33 1/3 Series
152 pages
May 19, 2016
ISBN 10:
ISBN 13:

Thirty-Three and a Third is a series of short books about critically acclaimed and much-loved albums of the past 40 years.

While I definitely enjoyed this book, and I recommend it to fans of the band, it is a pretty vanilla entry into the 33-1/3 series. By now I have read more than enough from this series to identify which ones are must-read, which are not-quite-must-read but take a fun or unique angle, which are fluffy histories of the band and/or album, and which are outright boring or bad. File this one under "fluffy."

For starters, the author does not discuss the songs on Dig Me Out. I don't object to one of these books being about more than the album itself, but to not even mention the name of a single song, let alone the lyrics, instrumentation, etc. is quite odd and leaves the book lacking. The book is not really about Dig Me Out the album; it is about a year in the life of Sleater-Kinney, that year being the one during which they added Janet Weiss as drummer and recorded and toured around Dig Me Out. The reason the book gets 3 stars is because that is a fine story in and of itself.
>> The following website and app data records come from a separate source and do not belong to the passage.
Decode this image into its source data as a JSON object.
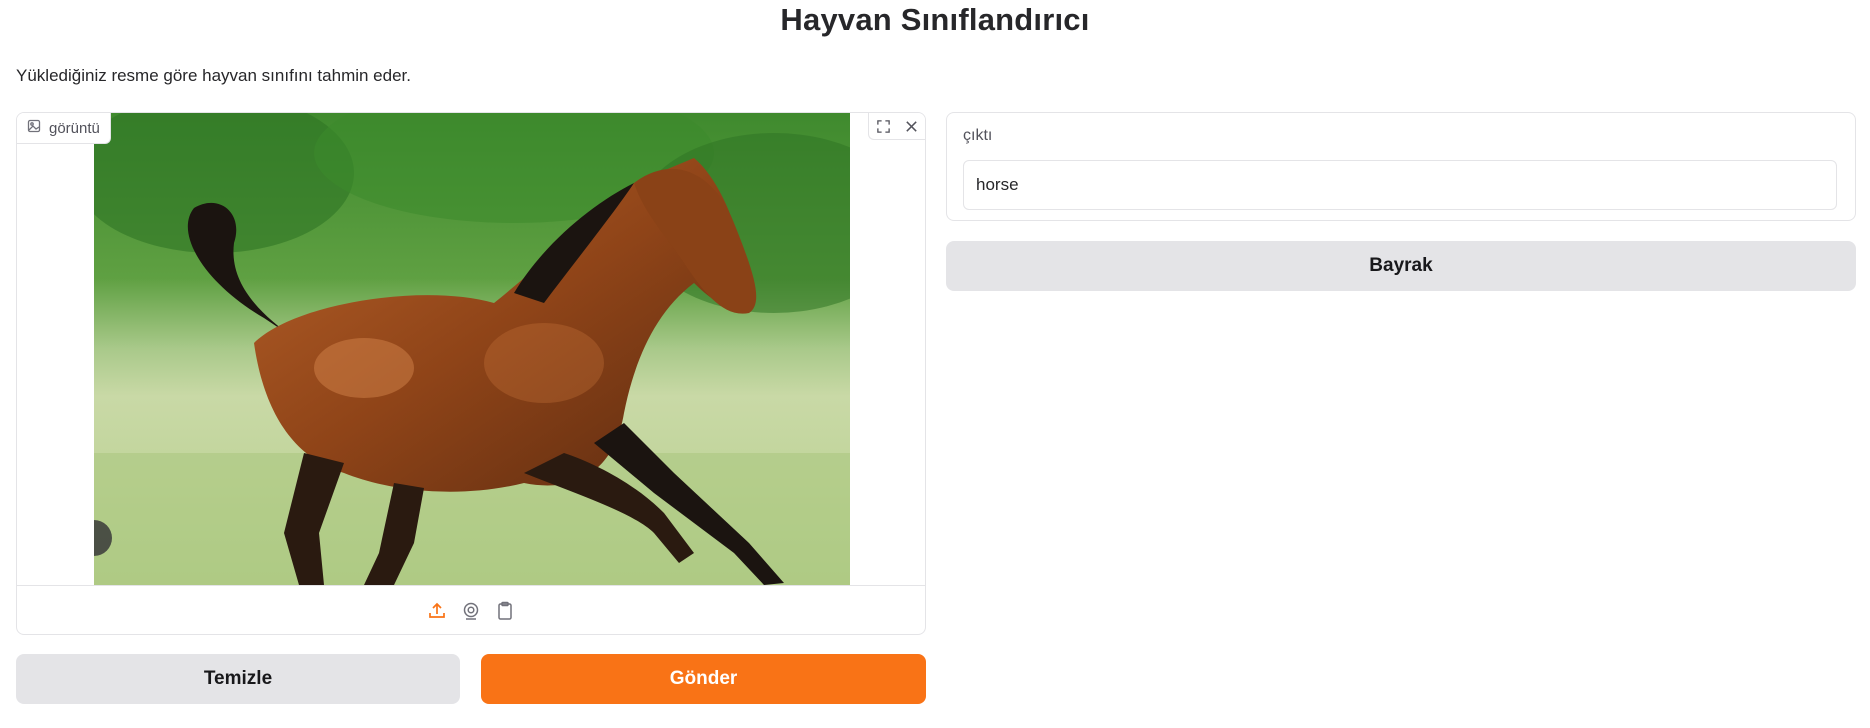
{
  "page": {
    "title": "Hayvan Sınıflandırıcı",
    "description": "Yüklediğiniz resme göre hayvan sınıfını tahmin eder."
  },
  "image_input": {
    "label": "görüntü",
    "icons": [
      "image-icon",
      "fullscreen-icon",
      "close-icon",
      "upload-icon",
      "webcam-icon",
      "clipboard-icon"
    ]
  },
  "buttons": {
    "clear": "Temizle",
    "submit": "Gönder",
    "flag": "Bayrak"
  },
  "output": {
    "label": "çıktı",
    "value": "horse"
  },
  "colors": {
    "primary": "#f97316",
    "secondary": "#e4e4e7"
  }
}
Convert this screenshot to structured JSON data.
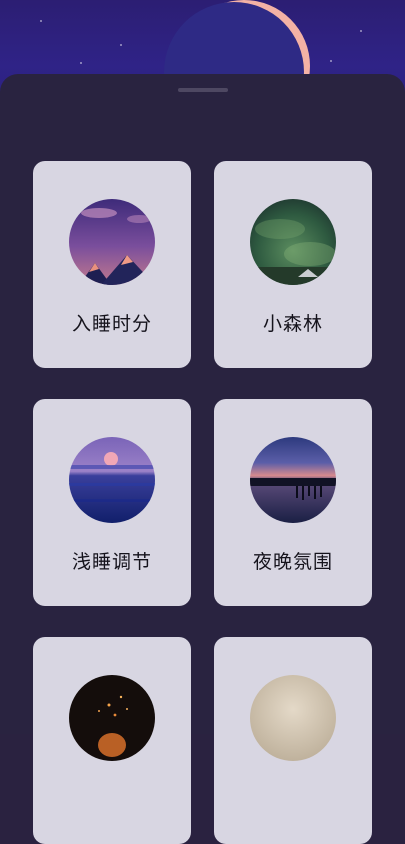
{
  "cards": [
    {
      "label": "入睡时分",
      "image": "sleep-dusk-mountain-image"
    },
    {
      "label": "小森林",
      "image": "forest-aurora-image"
    },
    {
      "label": "浅睡调节",
      "image": "sunset-ocean-image"
    },
    {
      "label": "夜晚氛围",
      "image": "night-lake-pier-image"
    },
    {
      "label": "",
      "image": "campfire-sparks-image"
    },
    {
      "label": "",
      "image": "misty-beige-image"
    }
  ],
  "colors": {
    "background": "#292340",
    "card": "#d8d6e2",
    "hero": "#2c1e73",
    "moon_edge": "#f3b2a5"
  }
}
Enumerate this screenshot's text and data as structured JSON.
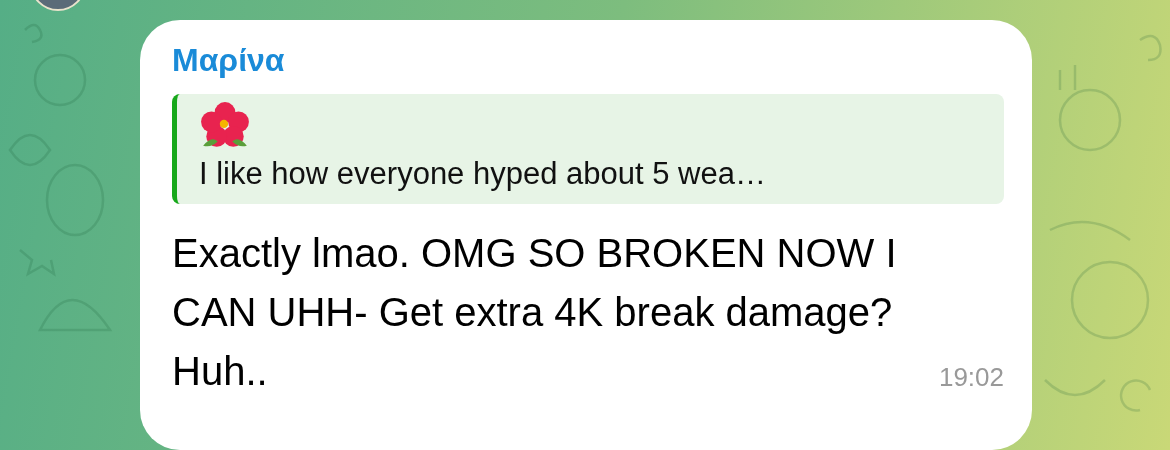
{
  "message": {
    "sender": "Μαρίνα",
    "reply": {
      "text": "I like how everyone hyped about 5 wea…"
    },
    "text": "Exactly lmao. OMG SO BROKEN NOW I CAN UHH- Get extra 4K break damage? Huh..",
    "time": "19:02"
  }
}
It just isn't enough.

In terms of the content that the author does provide, it is interesting but repetitive. There is a basic background into the importance of Olympia as a birthplace for the band (other books do a much better job of explaining the uniquely fertile ground for music that Olympia provides - see for example, the 33-1/3 on Beat Happening). There is the story of the 8 day recording process, which as told is more of a fun anecdote than a crucial story point. (Had the author tied her observations to actual songs on the album, it may have been much better.) And then there is a lot - I mean a lot - about what it means to be women in rock who don't want to be perceived as women in rock but also kind of do. Whether it's told from the perspective of their coverage in the media, their treatment by club owners and sound guys on tour, or by their fans, it's all about the tension between being treated as powerful women in rock without being pigeonholed as women. Again, the stories are interesting and there is a valid point being made here. It's all just a little fluffy for my taste. Most of the work done here by the author is in taking quotes from media (including the band's own zine) in the late '90s. There were interviews conducted with each band member but they don't add all that much.

I liked "Dig Me Out" the book, but not nearly as much as Dig Me Out the album. For an easy breezy read about a great band, I recommend it. Unfortunately it didn't do the one thing I hope for in these 33-1/3 books - it didn't make me love or appreciate the album any more than I already did.